• TASK DETAILS: Exclude the pictures and set down, unaltered, the lines from the one that holds "Extract the structured" through the end of the data.

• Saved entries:
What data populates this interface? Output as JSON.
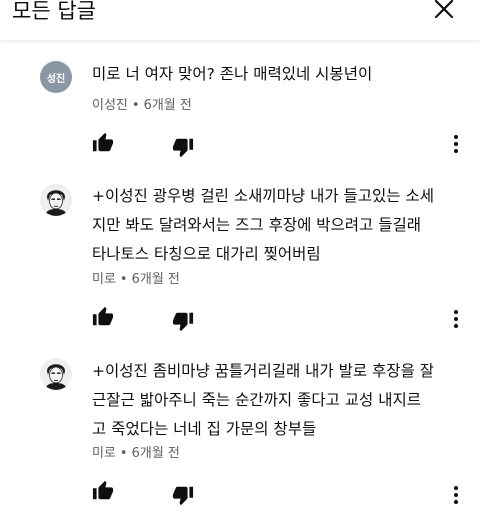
{
  "header": {
    "title": "모든 답글",
    "close_icon": "close-icon"
  },
  "colors": {
    "avatar_bg": "#8a98a6",
    "meta_text": "#606060",
    "icon": "#0f0f0f"
  },
  "comments": [
    {
      "author": "이성진",
      "avatar_initials": "성진",
      "text": "미로 너 여자 맞어? 존나 매력있네 시봉년이",
      "time": "6개월 전",
      "icons": [
        "thumb-up-icon",
        "thumb-down-icon",
        "more-vert-icon"
      ]
    },
    {
      "author": "미로",
      "avatar_initials": "",
      "text_lines": [
        "+이성진 광우병 걸린 소새끼마냥 내가 들고있는 소세",
        "지만 봐도 달려와서는 즈그 후장에 박으려고 들길래",
        "타나토스 타칭으로 대가리 찢어버림"
      ],
      "time": "6개월 전",
      "icons": [
        "thumb-up-icon",
        "thumb-down-icon",
        "more-vert-icon"
      ]
    },
    {
      "author": "미로",
      "avatar_initials": "",
      "text_lines": [
        "+이성진 좀비마냥 꿈틀거리길래 내가 발로 후장을 잘",
        "근잘근 밟아주니 죽는 순간까지 좋다고 교성 내지르",
        "고 죽었다는 너네 집 가문의 창부들"
      ],
      "time": "6개월 전",
      "icons": [
        "thumb-up-icon",
        "thumb-down-icon",
        "more-vert-icon"
      ]
    }
  ]
}
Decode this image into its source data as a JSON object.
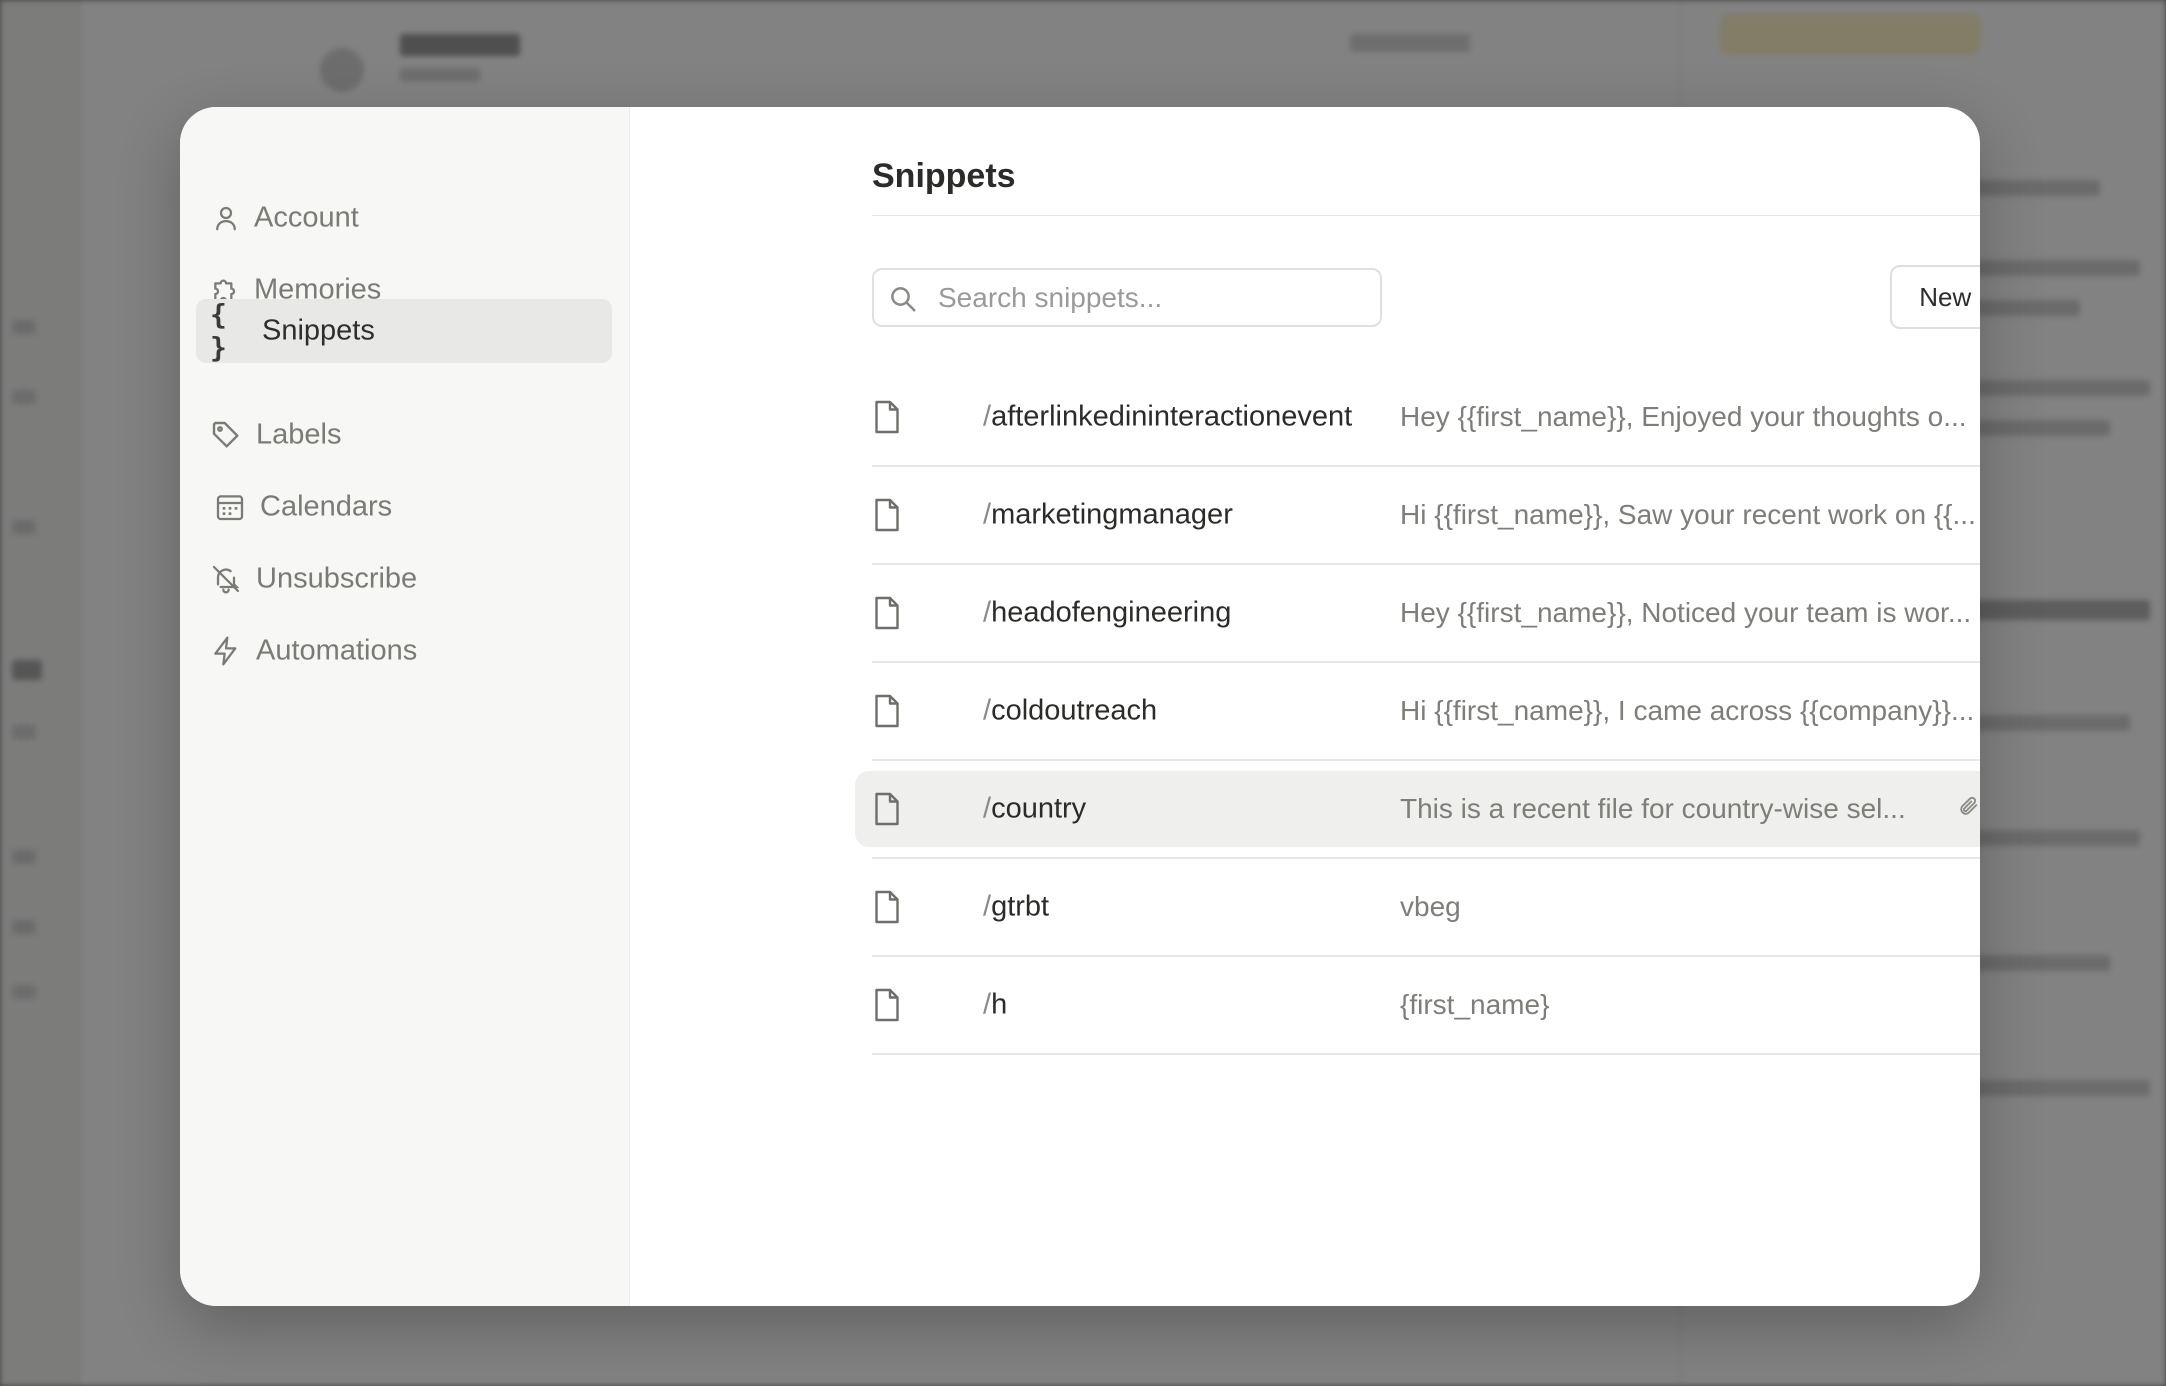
{
  "sidebar": {
    "items": [
      {
        "label": "Account",
        "icon": "user-icon",
        "active": false
      },
      {
        "label": "Memories",
        "icon": "puzzle-icon",
        "active": false
      },
      {
        "label": "Snippets",
        "icon": "braces-icon",
        "icon_glyph": "{ }",
        "active": true
      },
      {
        "label": "Labels",
        "icon": "tag-icon",
        "active": false
      },
      {
        "label": "Calendars",
        "icon": "calendar-icon",
        "active": false
      },
      {
        "label": "Unsubscribe",
        "icon": "bell-off-icon",
        "active": false
      },
      {
        "label": "Automations",
        "icon": "lightning-icon",
        "active": false
      }
    ]
  },
  "main": {
    "title": "Snippets",
    "search": {
      "placeholder": "Search snippets...",
      "value": ""
    },
    "new_button_label": "New Snippet"
  },
  "snippets": [
    {
      "slash": "/",
      "name": "afterlinkedininteractionevent",
      "preview": "Hey {{first_name}}, Enjoyed your thoughts o...",
      "attachments": null
    },
    {
      "slash": "/",
      "name": "marketingmanager",
      "preview": "Hi {{first_name}}, Saw your recent work on {{...",
      "attachments": null
    },
    {
      "slash": "/",
      "name": "headofengineering",
      "preview": "Hey {{first_name}}, Noticed your team is wor...",
      "attachments": null
    },
    {
      "slash": "/",
      "name": "coldoutreach",
      "preview": "Hi {{first_name}}, I came across {{company}}...",
      "attachments": null
    },
    {
      "slash": "/",
      "name": "country",
      "preview": "This is a recent file for country-wise sel...",
      "attachments": "1",
      "highlighted": true
    },
    {
      "slash": "/",
      "name": "gtrbt",
      "preview": "vbeg",
      "attachments": null
    },
    {
      "slash": "/",
      "name": "h",
      "preview": "{first_name}",
      "attachments": null
    }
  ],
  "colors": {
    "sidebar_bg": "#f7f7f5",
    "active_item_bg": "#e8e8e6",
    "hover_row_bg": "#efefed",
    "overlay": "rgba(0,0,0,0.49)"
  }
}
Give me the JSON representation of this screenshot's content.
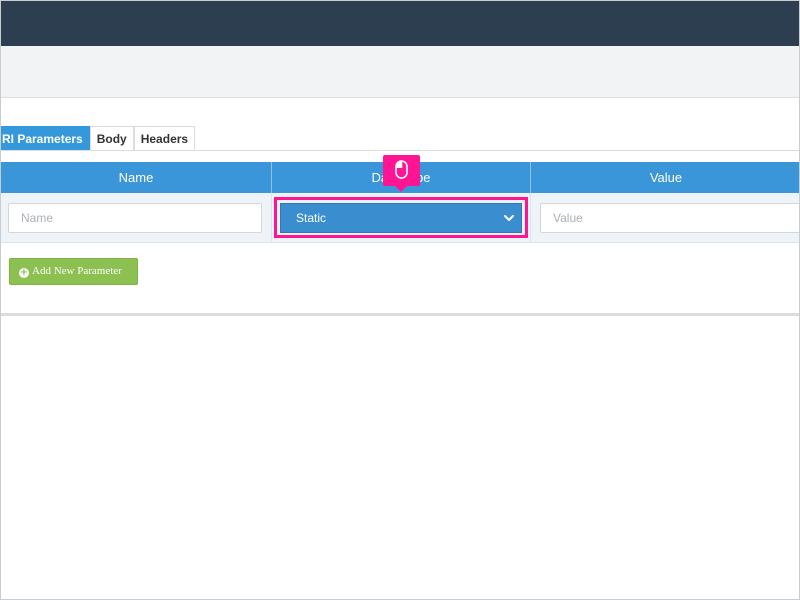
{
  "tabs": [
    {
      "label": "RI Parameters",
      "active": true
    },
    {
      "label": "Body",
      "active": false
    },
    {
      "label": "Headers",
      "active": false
    }
  ],
  "table": {
    "headers": [
      "Name",
      "Data Type",
      "Value"
    ],
    "row": {
      "name_placeholder": "Name",
      "name_value": "",
      "data_type": "Static",
      "value_placeholder": "Value",
      "value_value": ""
    }
  },
  "buttons": {
    "add_parameter": "Add New Parameter",
    "add_icon": "+"
  },
  "icons": {
    "cursor_hint": "mouse-icon",
    "select_arrow": "chevron-down-icon",
    "add": "plus-circle-icon"
  },
  "colors": {
    "header_bar": "#2c3e50",
    "accent_blue": "#3a96d8",
    "highlight": "#ff1493",
    "add_button": "#8cc152"
  }
}
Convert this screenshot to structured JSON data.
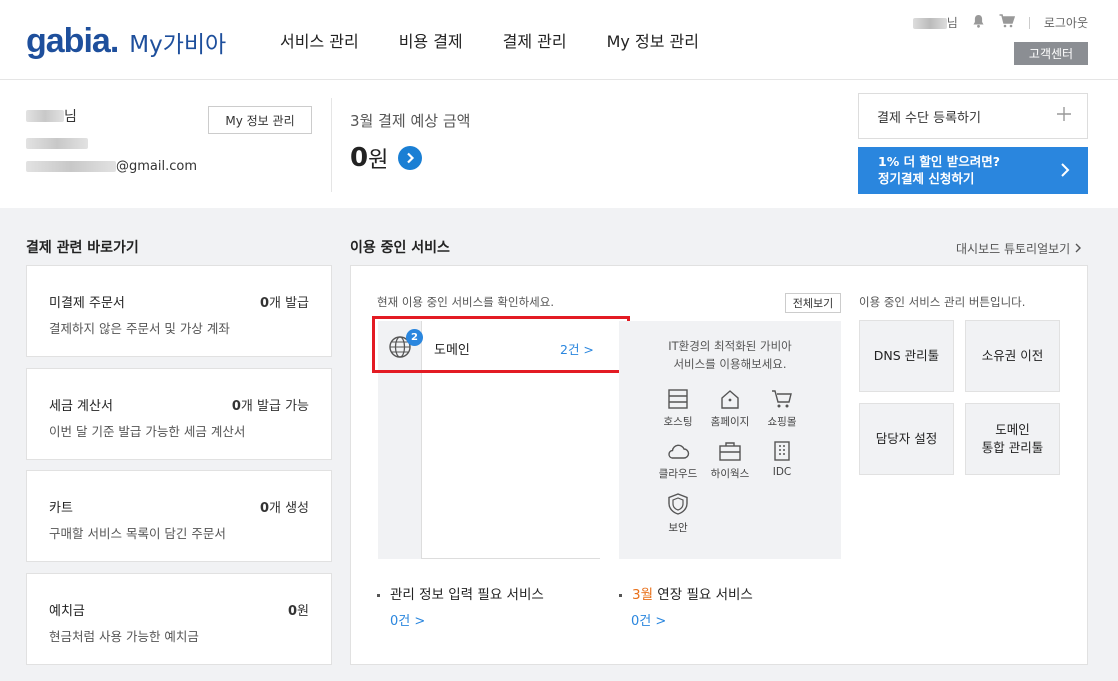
{
  "header": {
    "logo_word": "gabia",
    "logo_dot": ".",
    "logo_sub": "My가비아",
    "nav": [
      "서비스 관리",
      "비용 결제",
      "결제 관리",
      "My 정보 관리"
    ],
    "user_suffix": "님",
    "logout": "로그아웃",
    "cs_center": "고객센터"
  },
  "summary": {
    "user_suffix": "님",
    "email_suffix": "@gmail.com",
    "myinfo_button": "My 정보 관리",
    "pay_label": "3월 결제 예상 금액",
    "pay_amount": "0",
    "pay_unit": "원",
    "register_payment": "결제 수단 등록하기",
    "promo_line1": "1% 더 할인 받으려면?",
    "promo_line2": "정기결제 신청하기"
  },
  "left": {
    "title": "결제 관련 바로가기",
    "cards": [
      {
        "title": "미결제 주문서",
        "num": "0",
        "unit": "개 발급",
        "desc": "결제하지 않은 주문서 및 가상 계좌"
      },
      {
        "title": "세금 계산서",
        "num": "0",
        "unit": "개 발급 가능",
        "desc": "이번 달 기준 발급 가능한 세금 계산서"
      },
      {
        "title": "카트",
        "num": "0",
        "unit": "개 생성",
        "desc": "구매할 서비스 목록이 담긴 주문서"
      },
      {
        "title": "예치금",
        "num": "0",
        "unit": "원",
        "desc": "현금처럼 사용 가능한 예치금"
      }
    ]
  },
  "services": {
    "title": "이용 중인 서비스",
    "tutorial_link": "대시보드 튜토리얼보기",
    "hint": "현재 이용 중인 서비스를 확인하세요.",
    "view_all": "전체보기",
    "domain": {
      "label": "도메인",
      "count": "2건 >",
      "badge": "2"
    },
    "promo_line1": "IT환경의 최적화된 가비아",
    "promo_line2": "서비스를 이용해보세요.",
    "products": [
      "호스팅",
      "홈페이지",
      "쇼핑몰",
      "클라우드",
      "하이웍스",
      "IDC",
      "보안"
    ],
    "mgmt_hint": "이용 중인 서비스 관리 버튼입니다.",
    "tools": [
      "DNS 관리툴",
      "소유권 이전",
      "담당자 설정",
      "도메인\n통합 관리툴"
    ],
    "bottom_left_label": "관리 정보 입력 필요 서비스",
    "bottom_left_count": "0건 >",
    "bottom_right_month": "3월",
    "bottom_right_label": " 연장 필요 서비스",
    "bottom_right_count": "0건 >"
  },
  "colors": {
    "brand": "#1e4f9c",
    "accent": "#2a86de",
    "highlight": "#e31b23",
    "orange": "#e8701a"
  }
}
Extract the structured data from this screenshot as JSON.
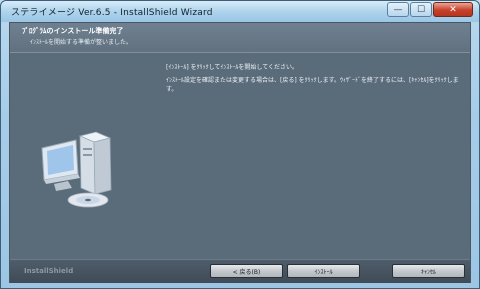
{
  "window": {
    "title": "ステライメージ Ver.6.5 - InstallShield Wizard",
    "minimize_glyph": "—",
    "maximize_glyph": "☐",
    "close_glyph": "✕"
  },
  "header": {
    "title": "ﾌﾟﾛｸﾞﾗﾑのインストール準備完了",
    "subtitle": "ｲﾝｽﾄｰﾙを開始する準備が整いました。"
  },
  "body": {
    "line1": "[ｲﾝｽﾄｰﾙ] をｸﾘｯｸしてｲﾝｽﾄｰﾙを開始してください。",
    "line2": "ｲﾝｽﾄｰﾙ設定を確認または変更する場合は、[戻る] をｸﾘｯｸします。ｳｨｻﾞｰﾄﾞを終了するには、[ｷｬﾝｾﾙ]をｸﾘｯｸします。"
  },
  "footer": {
    "brand": "InstallShield",
    "back_label": "< 戻る(B)",
    "install_label": "ｲﾝｽﾄｰﾙ",
    "cancel_label": "ｷｬﾝｾﾙ"
  },
  "icons": {
    "computer": "computer-icon"
  }
}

• RESPONSE BELOW:
Extract the structured data from this screenshot as JSON.
{
  "window": {
    "title": "ステライメージ Ver.6.5 - InstallShield Wizard",
    "minimize_glyph": "—",
    "maximize_glyph": "☐",
    "close_glyph": "✕"
  },
  "header": {
    "title": "ﾌﾟﾛｸﾞﾗﾑのインストール準備完了",
    "subtitle": "ｲﾝｽﾄｰﾙを開始する準備が整いました。"
  },
  "body": {
    "line1": "[ｲﾝｽﾄｰﾙ] をｸﾘｯｸしてｲﾝｽﾄｰﾙを開始してください。",
    "line2": "ｲﾝｽﾄｰﾙ設定を確認または変更する場合は、[戻る] をｸﾘｯｸします。ｳｨｻﾞｰﾄﾞを終了するには、[ｷｬﾝｾﾙ]をｸﾘｯｸします。"
  },
  "footer": {
    "brand": "InstallShield",
    "back_label": "< 戻る(B)",
    "install_label": "ｲﾝｽﾄｰﾙ",
    "cancel_label": "ｷｬﾝｾﾙ"
  },
  "icons": {
    "computer": "computer-icon"
  }
}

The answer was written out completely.